The two originals on here are no exception to this rule. The title track and "Pray On, Prey" are both highly progressive and complex without seeming overly so (are you listening, Dream Theater?). it bears mentioning too that his rhythm section on this album are outstanding as well. They don't curl up and cower in the face of his onslaught of mad note spraying, they are right up there supporting him and even doing some slick bits of their own throughout. The clear, full production even makes certain you hear them all very well, a nice change from the usual approach of huge guitars and drums with the bass buried deep.

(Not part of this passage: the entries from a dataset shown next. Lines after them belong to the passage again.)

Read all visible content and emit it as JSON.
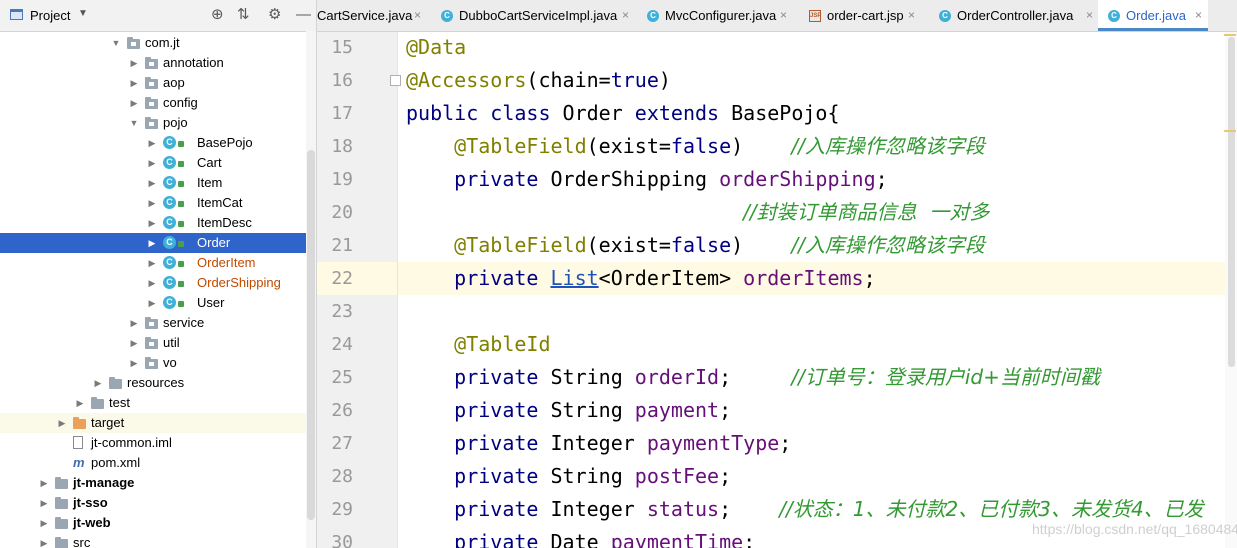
{
  "project_panel": {
    "title": "Project",
    "tree": [
      {
        "label": "com.jt",
        "indent": 2,
        "arrow": "▼",
        "icon": "package"
      },
      {
        "label": "annotation",
        "indent": 3,
        "arrow": "▶",
        "icon": "package"
      },
      {
        "label": "aop",
        "indent": 3,
        "arrow": "▶",
        "icon": "package"
      },
      {
        "label": "config",
        "indent": 3,
        "arrow": "▶",
        "icon": "package"
      },
      {
        "label": "pojo",
        "indent": 3,
        "arrow": "▼",
        "icon": "package"
      },
      {
        "label": "BasePojo",
        "indent": 4,
        "arrow": "▶",
        "icon": "class"
      },
      {
        "label": "Cart",
        "indent": 4,
        "arrow": "▶",
        "icon": "class"
      },
      {
        "label": "Item",
        "indent": 4,
        "arrow": "▶",
        "icon": "class"
      },
      {
        "label": "ItemCat",
        "indent": 4,
        "arrow": "▶",
        "icon": "class"
      },
      {
        "label": "ItemDesc",
        "indent": 4,
        "arrow": "▶",
        "icon": "class"
      },
      {
        "label": "Order",
        "indent": 4,
        "arrow": "▶",
        "icon": "class",
        "selected": true
      },
      {
        "label": "OrderItem",
        "indent": 4,
        "arrow": "▶",
        "icon": "class",
        "modified": true
      },
      {
        "label": "OrderShipping",
        "indent": 4,
        "arrow": "▶",
        "icon": "class",
        "modified": true
      },
      {
        "label": "User",
        "indent": 4,
        "arrow": "▶",
        "icon": "class"
      },
      {
        "label": "service",
        "indent": 3,
        "arrow": "▶",
        "icon": "package"
      },
      {
        "label": "util",
        "indent": 3,
        "arrow": "▶",
        "icon": "package"
      },
      {
        "label": "vo",
        "indent": 3,
        "arrow": "▶",
        "icon": "package"
      },
      {
        "label": "resources",
        "indent": 1,
        "arrow": "▶",
        "icon": "res-folder"
      },
      {
        "label": "test",
        "indent": 0,
        "arrow": "▶",
        "icon": "folder"
      },
      {
        "label": "target",
        "indent": -1,
        "arrow": "▶",
        "icon": "orange-folder",
        "highlight": true
      },
      {
        "label": "jt-common.iml",
        "indent": -1,
        "arrow": "",
        "icon": "file"
      },
      {
        "label": "pom.xml",
        "indent": -1,
        "arrow": "",
        "icon": "maven"
      },
      {
        "label": "jt-manage",
        "indent": -2,
        "arrow": "▶",
        "icon": "module",
        "bold": true
      },
      {
        "label": "jt-sso",
        "indent": -2,
        "arrow": "▶",
        "icon": "module",
        "bold": true
      },
      {
        "label": "jt-web",
        "indent": -2,
        "arrow": "▶",
        "icon": "module",
        "bold": true
      },
      {
        "label": "src",
        "indent": -2,
        "arrow": "▶",
        "icon": "folder"
      }
    ]
  },
  "tabs": [
    {
      "label": "CartService.java",
      "icon": "class"
    },
    {
      "label": "DubboCartServiceImpl.java",
      "icon": "class"
    },
    {
      "label": "MvcConfigurer.java",
      "icon": "class"
    },
    {
      "label": "order-cart.jsp",
      "icon": "jsp"
    },
    {
      "label": "OrderController.java",
      "icon": "class"
    },
    {
      "label": "Order.java",
      "icon": "class",
      "active": true
    }
  ],
  "editor": {
    "lines": [
      {
        "n": "15",
        "code": [
          [
            "an",
            "@Data"
          ]
        ]
      },
      {
        "n": "16",
        "code": [
          [
            "an",
            "@Accessors"
          ],
          [
            "",
            "(chain="
          ],
          [
            "kw",
            "true"
          ],
          [
            "",
            ")"
          ]
        ]
      },
      {
        "n": "17",
        "code": [
          [
            "kw",
            "public class "
          ],
          [
            "",
            "Order "
          ],
          [
            "kw",
            "extends "
          ],
          [
            "",
            "BasePojo{"
          ]
        ]
      },
      {
        "n": "18",
        "code": [
          [
            "",
            "    "
          ],
          [
            "an",
            "@TableField"
          ],
          [
            "",
            "(exist="
          ],
          [
            "kw",
            "false"
          ],
          [
            "",
            ")    "
          ],
          [
            "cmt",
            "//入库操作忽略该字段"
          ]
        ]
      },
      {
        "n": "19",
        "code": [
          [
            "",
            "    "
          ],
          [
            "kw",
            "private "
          ],
          [
            "",
            "OrderShipping "
          ],
          [
            "fld",
            "orderShipping"
          ],
          [
            "",
            ";"
          ]
        ]
      },
      {
        "n": "20",
        "code": [
          [
            "",
            "                            "
          ],
          [
            "cmt",
            "//封装订单商品信息  一对多"
          ]
        ]
      },
      {
        "n": "21",
        "code": [
          [
            "",
            "    "
          ],
          [
            "an",
            "@TableField"
          ],
          [
            "",
            "(exist="
          ],
          [
            "kw",
            "false"
          ],
          [
            "",
            ")    "
          ],
          [
            "cmt",
            "//入库操作忽略该字段"
          ]
        ]
      },
      {
        "n": "22",
        "code": [
          [
            "",
            "    "
          ],
          [
            "kw",
            "private "
          ],
          [
            "lnk",
            "List"
          ],
          [
            "",
            "<OrderItem> "
          ],
          [
            "fld",
            "orderItems"
          ],
          [
            "",
            ";"
          ]
        ],
        "current": true
      },
      {
        "n": "23",
        "code": []
      },
      {
        "n": "24",
        "code": [
          [
            "",
            "    "
          ],
          [
            "an",
            "@TableId"
          ]
        ]
      },
      {
        "n": "25",
        "code": [
          [
            "",
            "    "
          ],
          [
            "kw",
            "private "
          ],
          [
            "",
            "String "
          ],
          [
            "fld",
            "orderId"
          ],
          [
            "",
            ";     "
          ],
          [
            "cmt",
            "//订单号：登录用户id+当前时间戳"
          ]
        ]
      },
      {
        "n": "26",
        "code": [
          [
            "",
            "    "
          ],
          [
            "kw",
            "private "
          ],
          [
            "",
            "String "
          ],
          [
            "fld",
            "payment"
          ],
          [
            "",
            ";"
          ]
        ]
      },
      {
        "n": "27",
        "code": [
          [
            "",
            "    "
          ],
          [
            "kw",
            "private "
          ],
          [
            "",
            "Integer "
          ],
          [
            "fld",
            "paymentType"
          ],
          [
            "",
            ";"
          ]
        ]
      },
      {
        "n": "28",
        "code": [
          [
            "",
            "    "
          ],
          [
            "kw",
            "private "
          ],
          [
            "",
            "String "
          ],
          [
            "fld",
            "postFee"
          ],
          [
            "",
            ";"
          ]
        ]
      },
      {
        "n": "29",
        "code": [
          [
            "",
            "    "
          ],
          [
            "kw",
            "private "
          ],
          [
            "",
            "Integer "
          ],
          [
            "fld",
            "status"
          ],
          [
            "",
            ";    "
          ],
          [
            "cmt",
            "//状态：1、未付款2、已付款3、未发货4、已发"
          ]
        ]
      },
      {
        "n": "30",
        "code": [
          [
            "",
            "    "
          ],
          [
            "kw",
            "private "
          ],
          [
            "",
            "Date "
          ],
          [
            "fld",
            "paymentTime"
          ],
          [
            "",
            ";"
          ]
        ]
      }
    ]
  },
  "watermark": "https://blog.csdn.net/qq_16804847"
}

All in all, this album made me a convert to MAB's cause of creativity and serious shredding in the context of good music. I had him totally wrong and I regret not giving him a chance sooner. I do believe this album is only available through his website, so bop on over there and give him a shot, this will not disappoint unless you are a total Neanderthal Luddite who thinks mallcore/metalcore thunder thud is the height of creativity and anything else higher is "wanking".